Green Planet Kids in Newton Highlands is back at being the best friend a parent could have.
Owner Annabelle Ship just sent this out:
The second input session for the Austin Street project will be held at the Newton North High School cafeteria next Monday, July 28 from 7-9 p.m.
This session will include a summary report of the input received at the firstcommunity input session as well as a presentation and discussion of the Greenman Pedersen Inc. (GPI) parking study conducted in the Newtonville village area.
Join your neighbors tonight at the first evening of Shakespeare in the Park. The New Rep’s Classic Repertory Company will be performing A Midsummer Night’s Dream from the Hyde Playground Bandstand. The performance starts at 8:00 PM. While the forecast predicts the weather will be fine for tonight’s outdoor event there is a plan in case of rain so don’t let today’s clouds dissuade you from stopping by.
I am personally looking forward to tonight to see how the play will be choreographed on the bandstand stage.
Just about all of us have boxes of old family photos or slides lying around. Over time, not only do the photos fade, but often we forget the stories behind the pictures. This is becoming even more of a concern in the digital age. Apparently, the great majority of photos shot never get downloaded from our phones or cameras.
One Upper Falls business started up to try to help families with exactly these issues.

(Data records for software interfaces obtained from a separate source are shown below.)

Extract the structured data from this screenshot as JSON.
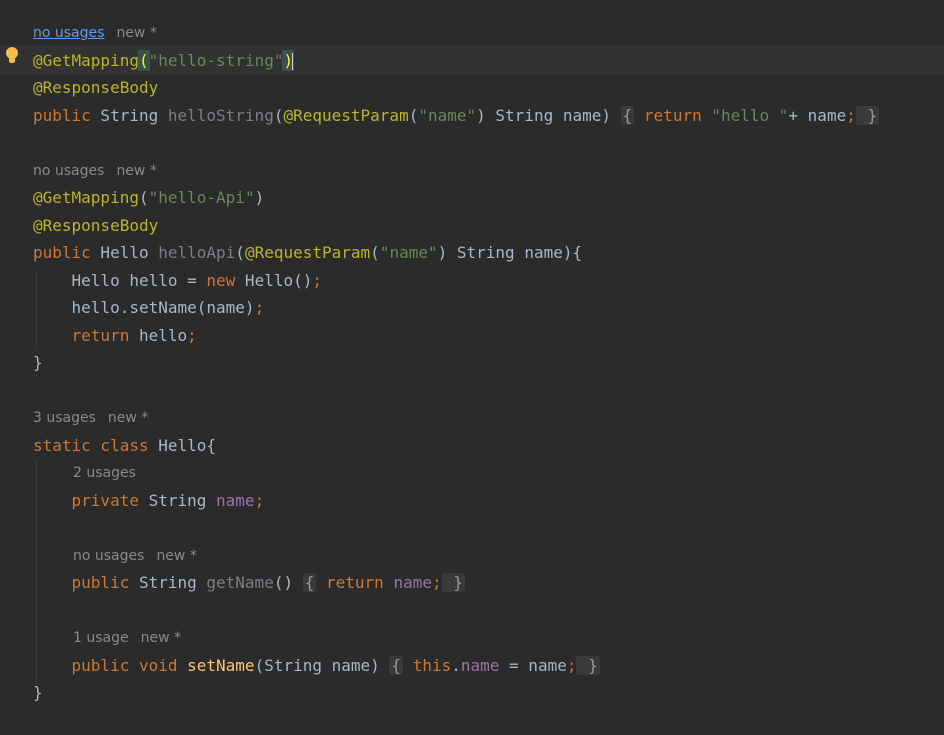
{
  "colors": {
    "background": "#2b2b2b",
    "annotation": "#bbb529",
    "string": "#6a8759",
    "keyword": "#cc7832",
    "field": "#9876aa",
    "method_decl": "#ffc66d",
    "hint": "#8a8a8a",
    "link": "#589df6"
  },
  "gutter": {
    "intention_icon": "lightbulb-icon"
  },
  "code": {
    "hint1": {
      "usages": "no usages",
      "new": "new *"
    },
    "l1": {
      "annotation": "@GetMapping",
      "open": "(",
      "string": "\"hello-string\"",
      "close": ")"
    },
    "l2": {
      "annotation": "@ResponseBody"
    },
    "l3": {
      "kw_public": "public",
      "type": " String ",
      "method": "helloString",
      "open": "(",
      "annotation": "@RequestParam",
      "ap_open": "(",
      "string": "\"name\"",
      "ap_close": ")",
      "params": " String name) ",
      "fold_open": "{",
      "kw_return": " return ",
      "ret_string": "\"hello \"",
      "rest": "+ name",
      "semi": ";",
      "fold_close": " }"
    },
    "hint2": {
      "usages": "no usages",
      "new": "new *"
    },
    "l5": {
      "annotation": "@GetMapping",
      "open": "(",
      "string": "\"hello-Api\"",
      "close": ")"
    },
    "l6": {
      "annotation": "@ResponseBody"
    },
    "l7": {
      "kw_public": "public",
      "type": " Hello ",
      "method": "helloApi",
      "open": "(",
      "annotation": "@RequestParam",
      "ap_open": "(",
      "string": "\"name\"",
      "ap_close": ")",
      "params": " String name){"
    },
    "l8": {
      "indent": "    ",
      "decl": "Hello hello = ",
      "kw_new": "new",
      "ctor": " Hello()",
      "semi": ";"
    },
    "l9": {
      "indent": "    ",
      "text": "hello.setName(name)",
      "semi": ";"
    },
    "l10": {
      "indent": "    ",
      "kw_return": "return",
      "text": " hello",
      "semi": ";"
    },
    "l11": {
      "text": "}"
    },
    "hint3": {
      "usages": "3 usages",
      "new": "new *"
    },
    "l13": {
      "kw_static": "static",
      "kw_class": " class",
      "text": " Hello{"
    },
    "hint4": {
      "usages": "2 usages"
    },
    "l14": {
      "indent": "    ",
      "kw_private": "private",
      "type": " String ",
      "field": "name",
      "semi": ";"
    },
    "hint5": {
      "usages": "no usages",
      "new": "new *"
    },
    "l16": {
      "indent": "    ",
      "kw_public": "public",
      "type": " String ",
      "method": "getName",
      "parens": "() ",
      "fold_open": "{",
      "kw_return": " return ",
      "field": "name",
      "semi": ";",
      "fold_close": " }"
    },
    "hint6": {
      "usages": "1 usage",
      "new": "new *"
    },
    "l18": {
      "indent": "    ",
      "kw_public": "public",
      "kw_void": " void ",
      "method": "setName",
      "params": "(String name) ",
      "fold_open": "{",
      "kw_this": " this",
      "dot": ".",
      "field": "name",
      "assign": " = name",
      "semi": ";",
      "fold_close": " }"
    },
    "l19": {
      "text": "}"
    }
  }
}
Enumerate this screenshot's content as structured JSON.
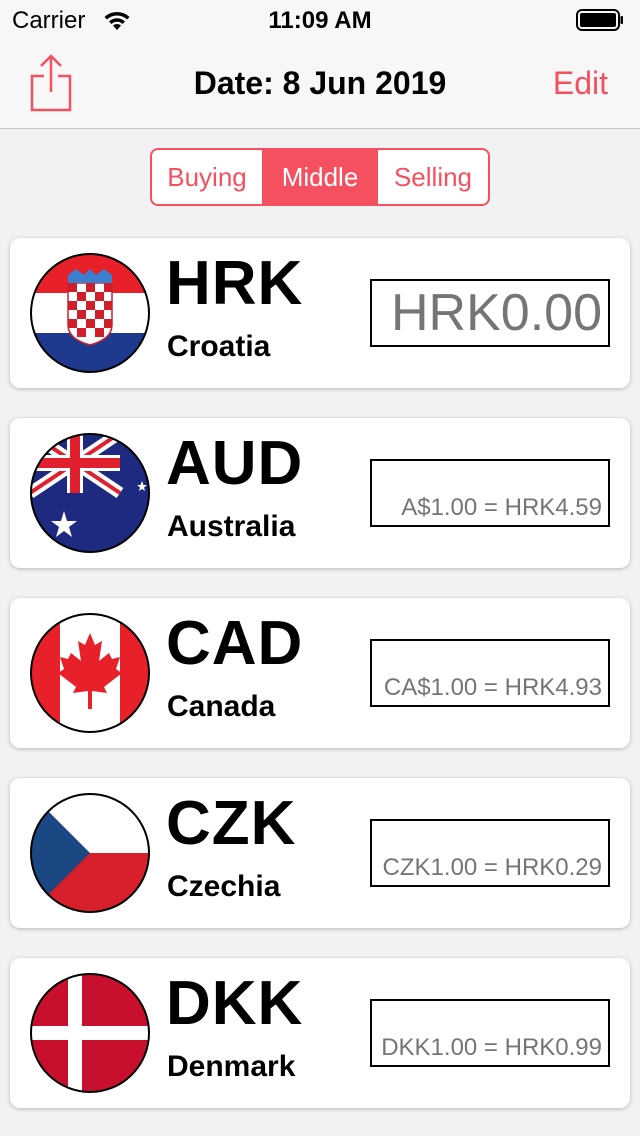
{
  "status_bar": {
    "carrier": "Carrier",
    "time": "11:09 AM"
  },
  "nav": {
    "title": "Date: 8 Jun 2019",
    "edit_label": "Edit",
    "share_icon": "share-icon"
  },
  "segments": {
    "items": [
      "Buying",
      "Middle",
      "Selling"
    ],
    "selected": "Middle"
  },
  "currencies": [
    {
      "code": "HRK",
      "country": "Croatia",
      "placeholder": "HRK0.00",
      "flag_icon": "croatia-flag-icon"
    },
    {
      "code": "AUD",
      "country": "Australia",
      "placeholder": "A$1.00 = HRK4.59",
      "flag_icon": "australia-flag-icon"
    },
    {
      "code": "CAD",
      "country": "Canada",
      "placeholder": "CA$1.00 = HRK4.93",
      "flag_icon": "canada-flag-icon"
    },
    {
      "code": "CZK",
      "country": "Czechia",
      "placeholder": "CZK1.00 = HRK0.29",
      "flag_icon": "czechia-flag-icon"
    },
    {
      "code": "DKK",
      "country": "Denmark",
      "placeholder": "DKK1.00 = HRK0.99",
      "flag_icon": "denmark-flag-icon"
    }
  ],
  "colors": {
    "accent": "#f4505f",
    "placeholder": "#c7c7cc"
  }
}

EverPresent – founded by Eric Niloff and his wife back in 2012 – has 30 employees who help people restore old photos, slides, and films, assemble and categorize digital snaps, and then curate these into meaningful collections. This may mean photo books and slide shows for specific events (weddings, bar mitzvahs, etc) or it may mean a cloud-based digital archives of photographs.
Eric and his wife stumbled into the business through their own experiences, working with a collection of more than 10,000 photographs he found at his 91-year-old grandfather’s home in Florida in 2009. The photos represented an incredible anthology of family history. There were photos of his grandfather serving in the Canadian military during World War II, photos of him at medical school, and photos of the hundreds of family gatherings that occurred in the decades following.
The company started in the former Needham Lock & Decorative Hardware space on Chestnut St in Newton Upper Falls and has now also grown to a new processing facility in Watertown.
As a sidelight to the profile above – and my own reason for wanting to write it – we recently did our own family history project because of just such boxes full of photos.
Retired five years ago, my father has been spending much of his time pouring over his parents’ and grandparents’ collections of photos, property deeds, family bibles, and the like to determine the family’s origins and story here in North America. He has now scanned dozens of photos and figured out who is in each.
He’s also traced the family back to Hendrick Kip who first came to North America in about 1637, part of the wave of Dutch settlers who came to a settlement known as Schraalenburgh in present-day Bergen County, NJ. (The settlement was part of the broader New Netherland colony in New York and New Jersey, all of which would be taken over by the English a few decades later.)
The exercise has brought many surprises (the surname “Steele” actually comes from an Irish ancestor – a link we didn’t know we had!), and each new document and photo is a story waiting to be told.